The Mars Orbiter Mission was supposed to spiral into an orbit with a high point nearly 50,000 miles from Mars. On the orbit's closest approach to the red planet, the MOM spacecraft would fly at an altitude of just 263 miles.

The solar-powered spacecraft -- about the size of a compact car -- joins six other missions operating at Mars.

NASA's Curiosity and Opportunity rovers are wheeling across the red planet's dusty surface, and the U.S. space agency has three orbiters flying above Mars -- Odyssey, the Mars Reconnaissance Orbiter, and the MAVEN atmospheric research craft.

Europe's Mars Express mission has circled Mars since December 2003.

"ISRO joins a elite group of only three other agencies worldwide to have successfully reached the red planet," Modi said. "India, in fact, is the only country to have succeeded in its very first attempt. We put together the spacecraft in record time, within a mere three years from first studying its feasibility."

More than half of the world's attempts to send a craft to Mars have failed, including Russia's most recent Mars mission in 2011 and Japan's Nozomi spacecraft, which missed a chance to enter orbit at Mars in 1999.

NASA's Jet Propulsion Laboratory provided communications and navigation support to mission controllers in India.

Scientists built five research instruments to fly to Mars on the Indian orbiter, which officials said is primarily a technology demonstration mission.

Now that the spacecraft is in orbit at Mars, attention will turn toward scientific observations.

The mission carries about 33 pounds, or 15 kilograms, of scientific instrumentation to gather data on the history of the Martian climate and the mineral make-up of its surface.

The mission carries a color imaging camera to return medium-resolution pictures of the Martian surface, a thermal infrared spectrometer to measure the chemical composition of rocks and soils, and instruments to assess the Mars atmosphere, including a methane detector.

Scientific assessments of methane in the Martian atmosphere have returned mixed results.

Methane is a potential indicator of current microbial life on Mars, but some types of geologic activity can also produce trace levels of the gas.

Modi said India developed the $72 million Mars Orbiter Mission at about one-tenth the cost of NASA's $671 million MAVEN mission, which completed its journey to the red planet with a flawless orbit insertion burn Sunday night.

India's low-budget Mars mission cost less than many Hollywood films, Modi said, using the project as a demonstration of the Indian space program's record of success despite modest means.

"Indians are a proud people," Modi said. "Despite our many limitations, we aspire to success. The success of our space program is a shining symbol of what we are capable of as a nation. Our spacecraft has been an example of achievement. It inspires the rest of us to strive for excellence ourselves."

India's space program primarily focuses on funding satellites with earthly applications, such as launch vehicles and satellites for communications, navigation, and climate research.

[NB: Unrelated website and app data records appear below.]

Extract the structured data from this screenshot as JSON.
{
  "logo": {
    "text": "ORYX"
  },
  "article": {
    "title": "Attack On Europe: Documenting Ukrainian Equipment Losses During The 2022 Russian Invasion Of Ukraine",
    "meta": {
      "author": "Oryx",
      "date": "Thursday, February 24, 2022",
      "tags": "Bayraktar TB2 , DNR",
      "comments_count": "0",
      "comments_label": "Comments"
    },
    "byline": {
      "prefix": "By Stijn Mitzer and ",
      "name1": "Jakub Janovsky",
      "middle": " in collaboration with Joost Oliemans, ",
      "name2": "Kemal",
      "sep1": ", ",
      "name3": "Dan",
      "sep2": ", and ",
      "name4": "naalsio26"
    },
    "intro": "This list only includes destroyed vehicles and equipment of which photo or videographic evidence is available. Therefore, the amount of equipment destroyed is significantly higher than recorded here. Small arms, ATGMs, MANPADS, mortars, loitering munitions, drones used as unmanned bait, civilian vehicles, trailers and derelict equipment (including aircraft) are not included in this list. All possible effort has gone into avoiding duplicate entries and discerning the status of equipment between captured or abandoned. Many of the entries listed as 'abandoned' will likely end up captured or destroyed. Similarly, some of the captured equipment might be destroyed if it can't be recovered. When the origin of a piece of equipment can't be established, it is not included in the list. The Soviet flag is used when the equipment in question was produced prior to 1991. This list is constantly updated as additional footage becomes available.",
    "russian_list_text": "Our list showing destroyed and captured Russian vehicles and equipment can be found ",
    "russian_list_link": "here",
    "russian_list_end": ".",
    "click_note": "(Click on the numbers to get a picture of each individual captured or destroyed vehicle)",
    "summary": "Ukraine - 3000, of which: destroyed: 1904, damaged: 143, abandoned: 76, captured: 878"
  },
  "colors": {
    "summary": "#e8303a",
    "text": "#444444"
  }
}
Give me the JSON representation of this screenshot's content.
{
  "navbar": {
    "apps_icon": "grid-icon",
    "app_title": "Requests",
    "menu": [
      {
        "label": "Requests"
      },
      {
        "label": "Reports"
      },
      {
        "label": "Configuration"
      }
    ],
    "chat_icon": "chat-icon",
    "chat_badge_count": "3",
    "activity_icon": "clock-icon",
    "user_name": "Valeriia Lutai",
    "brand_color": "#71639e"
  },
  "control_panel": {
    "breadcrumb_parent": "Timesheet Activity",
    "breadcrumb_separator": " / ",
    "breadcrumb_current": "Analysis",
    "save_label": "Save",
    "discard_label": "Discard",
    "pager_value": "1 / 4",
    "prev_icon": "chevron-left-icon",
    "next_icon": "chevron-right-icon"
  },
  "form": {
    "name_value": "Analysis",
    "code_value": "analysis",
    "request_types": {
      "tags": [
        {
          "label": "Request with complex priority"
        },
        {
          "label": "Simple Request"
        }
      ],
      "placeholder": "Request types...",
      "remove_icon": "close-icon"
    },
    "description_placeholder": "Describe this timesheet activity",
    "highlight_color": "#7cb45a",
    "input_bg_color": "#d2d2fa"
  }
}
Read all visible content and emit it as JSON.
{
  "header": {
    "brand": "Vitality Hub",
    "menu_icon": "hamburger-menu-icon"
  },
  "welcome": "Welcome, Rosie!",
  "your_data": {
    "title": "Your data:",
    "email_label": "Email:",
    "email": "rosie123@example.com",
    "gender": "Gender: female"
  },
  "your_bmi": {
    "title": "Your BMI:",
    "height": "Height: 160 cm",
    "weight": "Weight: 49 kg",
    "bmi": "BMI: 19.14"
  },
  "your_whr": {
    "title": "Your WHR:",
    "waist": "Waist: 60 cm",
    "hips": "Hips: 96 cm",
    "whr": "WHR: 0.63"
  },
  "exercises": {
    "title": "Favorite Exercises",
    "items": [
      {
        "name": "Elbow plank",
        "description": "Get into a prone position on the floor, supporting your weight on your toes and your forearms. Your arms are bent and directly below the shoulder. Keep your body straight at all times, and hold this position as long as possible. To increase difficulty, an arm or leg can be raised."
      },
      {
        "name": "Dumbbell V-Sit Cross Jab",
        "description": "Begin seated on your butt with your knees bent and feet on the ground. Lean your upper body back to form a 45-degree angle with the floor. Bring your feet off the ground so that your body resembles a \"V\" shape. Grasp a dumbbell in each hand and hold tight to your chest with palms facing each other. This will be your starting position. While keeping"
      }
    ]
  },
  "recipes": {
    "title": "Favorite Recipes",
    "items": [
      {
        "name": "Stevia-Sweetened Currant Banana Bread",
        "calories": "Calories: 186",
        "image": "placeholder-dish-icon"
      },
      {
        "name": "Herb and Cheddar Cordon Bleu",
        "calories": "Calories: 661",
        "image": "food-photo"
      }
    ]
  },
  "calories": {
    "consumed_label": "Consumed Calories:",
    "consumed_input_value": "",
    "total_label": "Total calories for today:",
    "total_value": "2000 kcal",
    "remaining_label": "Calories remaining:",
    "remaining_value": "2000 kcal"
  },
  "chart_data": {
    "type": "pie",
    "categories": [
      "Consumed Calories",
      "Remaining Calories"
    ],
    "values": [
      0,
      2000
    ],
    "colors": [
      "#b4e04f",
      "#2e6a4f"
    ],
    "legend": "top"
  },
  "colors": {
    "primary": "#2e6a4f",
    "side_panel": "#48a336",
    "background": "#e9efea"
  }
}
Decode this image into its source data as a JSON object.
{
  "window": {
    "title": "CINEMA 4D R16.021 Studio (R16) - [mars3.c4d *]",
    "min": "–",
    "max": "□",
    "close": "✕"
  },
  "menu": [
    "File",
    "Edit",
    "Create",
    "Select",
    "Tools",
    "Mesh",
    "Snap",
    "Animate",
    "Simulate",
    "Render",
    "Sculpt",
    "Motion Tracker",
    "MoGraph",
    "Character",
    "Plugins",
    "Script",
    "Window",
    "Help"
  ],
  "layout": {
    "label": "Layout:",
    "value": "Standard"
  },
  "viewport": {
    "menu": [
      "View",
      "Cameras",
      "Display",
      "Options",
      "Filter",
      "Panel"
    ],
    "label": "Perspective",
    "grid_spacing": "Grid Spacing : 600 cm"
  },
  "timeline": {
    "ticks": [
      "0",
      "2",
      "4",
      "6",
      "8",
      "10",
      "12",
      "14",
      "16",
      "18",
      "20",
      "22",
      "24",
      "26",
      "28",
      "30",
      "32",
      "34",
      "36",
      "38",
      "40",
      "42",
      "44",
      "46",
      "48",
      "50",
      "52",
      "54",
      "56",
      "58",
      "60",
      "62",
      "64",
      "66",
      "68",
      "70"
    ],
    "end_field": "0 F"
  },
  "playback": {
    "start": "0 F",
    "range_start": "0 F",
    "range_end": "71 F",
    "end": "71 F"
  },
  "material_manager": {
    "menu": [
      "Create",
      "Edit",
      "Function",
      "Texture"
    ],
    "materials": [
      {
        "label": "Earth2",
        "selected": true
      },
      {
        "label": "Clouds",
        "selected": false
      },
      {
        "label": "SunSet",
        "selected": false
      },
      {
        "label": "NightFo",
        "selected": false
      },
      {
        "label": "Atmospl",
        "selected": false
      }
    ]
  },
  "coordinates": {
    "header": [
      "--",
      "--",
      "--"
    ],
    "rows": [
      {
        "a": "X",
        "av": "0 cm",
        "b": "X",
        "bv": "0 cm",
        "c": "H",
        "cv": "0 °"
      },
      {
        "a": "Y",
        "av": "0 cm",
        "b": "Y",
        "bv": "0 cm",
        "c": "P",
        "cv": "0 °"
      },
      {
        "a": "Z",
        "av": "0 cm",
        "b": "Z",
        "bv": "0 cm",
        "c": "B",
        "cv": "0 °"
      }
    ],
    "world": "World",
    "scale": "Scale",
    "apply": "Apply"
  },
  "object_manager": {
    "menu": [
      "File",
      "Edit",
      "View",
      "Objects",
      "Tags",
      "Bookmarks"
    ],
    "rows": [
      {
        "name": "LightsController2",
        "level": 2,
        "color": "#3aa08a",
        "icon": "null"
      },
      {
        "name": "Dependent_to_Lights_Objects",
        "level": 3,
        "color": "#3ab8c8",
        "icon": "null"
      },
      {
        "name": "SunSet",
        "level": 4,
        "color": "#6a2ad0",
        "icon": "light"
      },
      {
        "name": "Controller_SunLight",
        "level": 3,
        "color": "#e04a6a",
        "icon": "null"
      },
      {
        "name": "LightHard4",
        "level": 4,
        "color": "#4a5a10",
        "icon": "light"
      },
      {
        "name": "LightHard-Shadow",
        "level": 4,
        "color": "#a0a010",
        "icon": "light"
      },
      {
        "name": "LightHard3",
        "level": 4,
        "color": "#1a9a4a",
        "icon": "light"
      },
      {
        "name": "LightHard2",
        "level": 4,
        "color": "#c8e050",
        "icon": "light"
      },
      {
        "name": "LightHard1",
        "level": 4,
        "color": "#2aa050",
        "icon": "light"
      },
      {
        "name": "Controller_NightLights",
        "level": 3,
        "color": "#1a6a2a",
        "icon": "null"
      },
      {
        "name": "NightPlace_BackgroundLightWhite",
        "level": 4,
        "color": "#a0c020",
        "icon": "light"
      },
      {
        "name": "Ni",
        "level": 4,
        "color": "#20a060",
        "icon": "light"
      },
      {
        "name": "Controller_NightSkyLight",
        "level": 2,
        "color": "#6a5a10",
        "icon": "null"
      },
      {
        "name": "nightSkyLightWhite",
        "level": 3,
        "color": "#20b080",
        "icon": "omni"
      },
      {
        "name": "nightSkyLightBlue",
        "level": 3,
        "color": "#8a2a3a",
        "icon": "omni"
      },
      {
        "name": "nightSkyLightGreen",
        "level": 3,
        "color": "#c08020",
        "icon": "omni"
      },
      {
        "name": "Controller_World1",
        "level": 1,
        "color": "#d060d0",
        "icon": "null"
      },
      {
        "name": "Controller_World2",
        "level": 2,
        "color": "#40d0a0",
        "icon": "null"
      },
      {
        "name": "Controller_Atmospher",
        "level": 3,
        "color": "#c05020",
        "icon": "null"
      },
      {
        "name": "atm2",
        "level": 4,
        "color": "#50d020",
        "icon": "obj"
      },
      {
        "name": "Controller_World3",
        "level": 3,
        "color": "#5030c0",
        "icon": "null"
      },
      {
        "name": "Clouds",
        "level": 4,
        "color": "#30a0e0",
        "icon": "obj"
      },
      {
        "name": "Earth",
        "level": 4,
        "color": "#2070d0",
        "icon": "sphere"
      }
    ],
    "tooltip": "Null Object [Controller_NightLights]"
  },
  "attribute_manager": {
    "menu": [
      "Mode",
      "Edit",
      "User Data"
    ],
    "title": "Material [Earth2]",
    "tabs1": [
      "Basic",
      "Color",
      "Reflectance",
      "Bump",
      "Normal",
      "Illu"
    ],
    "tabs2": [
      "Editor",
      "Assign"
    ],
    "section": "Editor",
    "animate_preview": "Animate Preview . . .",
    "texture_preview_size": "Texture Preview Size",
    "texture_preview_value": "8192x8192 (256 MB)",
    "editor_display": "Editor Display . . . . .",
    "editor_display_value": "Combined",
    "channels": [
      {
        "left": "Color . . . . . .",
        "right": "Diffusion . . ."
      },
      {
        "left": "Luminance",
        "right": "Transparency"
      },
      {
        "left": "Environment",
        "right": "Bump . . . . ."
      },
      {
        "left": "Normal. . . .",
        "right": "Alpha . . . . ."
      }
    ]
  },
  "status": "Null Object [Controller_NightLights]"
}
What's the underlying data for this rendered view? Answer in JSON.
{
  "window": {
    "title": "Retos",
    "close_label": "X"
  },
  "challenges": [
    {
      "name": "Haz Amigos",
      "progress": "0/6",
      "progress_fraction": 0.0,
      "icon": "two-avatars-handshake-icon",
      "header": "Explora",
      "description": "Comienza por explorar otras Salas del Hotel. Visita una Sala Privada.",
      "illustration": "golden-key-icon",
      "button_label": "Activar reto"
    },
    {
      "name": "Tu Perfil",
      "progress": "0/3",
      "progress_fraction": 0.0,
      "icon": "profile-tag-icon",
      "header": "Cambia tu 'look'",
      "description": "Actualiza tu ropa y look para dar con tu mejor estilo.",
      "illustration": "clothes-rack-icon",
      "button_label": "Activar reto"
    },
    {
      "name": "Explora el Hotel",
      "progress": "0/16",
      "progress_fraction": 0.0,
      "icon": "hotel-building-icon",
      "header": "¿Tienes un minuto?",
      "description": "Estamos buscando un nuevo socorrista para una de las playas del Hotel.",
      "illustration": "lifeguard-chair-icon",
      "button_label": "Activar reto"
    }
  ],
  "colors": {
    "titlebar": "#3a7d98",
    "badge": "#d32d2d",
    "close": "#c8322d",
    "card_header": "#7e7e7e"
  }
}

The Mars Orbiter Mission is ISRO's second space exploration project, after the Chandrayaan 1 probe launched into orbit around the moon in 2008.

India does not have another Mars probe in its plans, but engineers are working on a lunar rover mission.

Follow Stephen Clark on Twitter: @StephenClark1.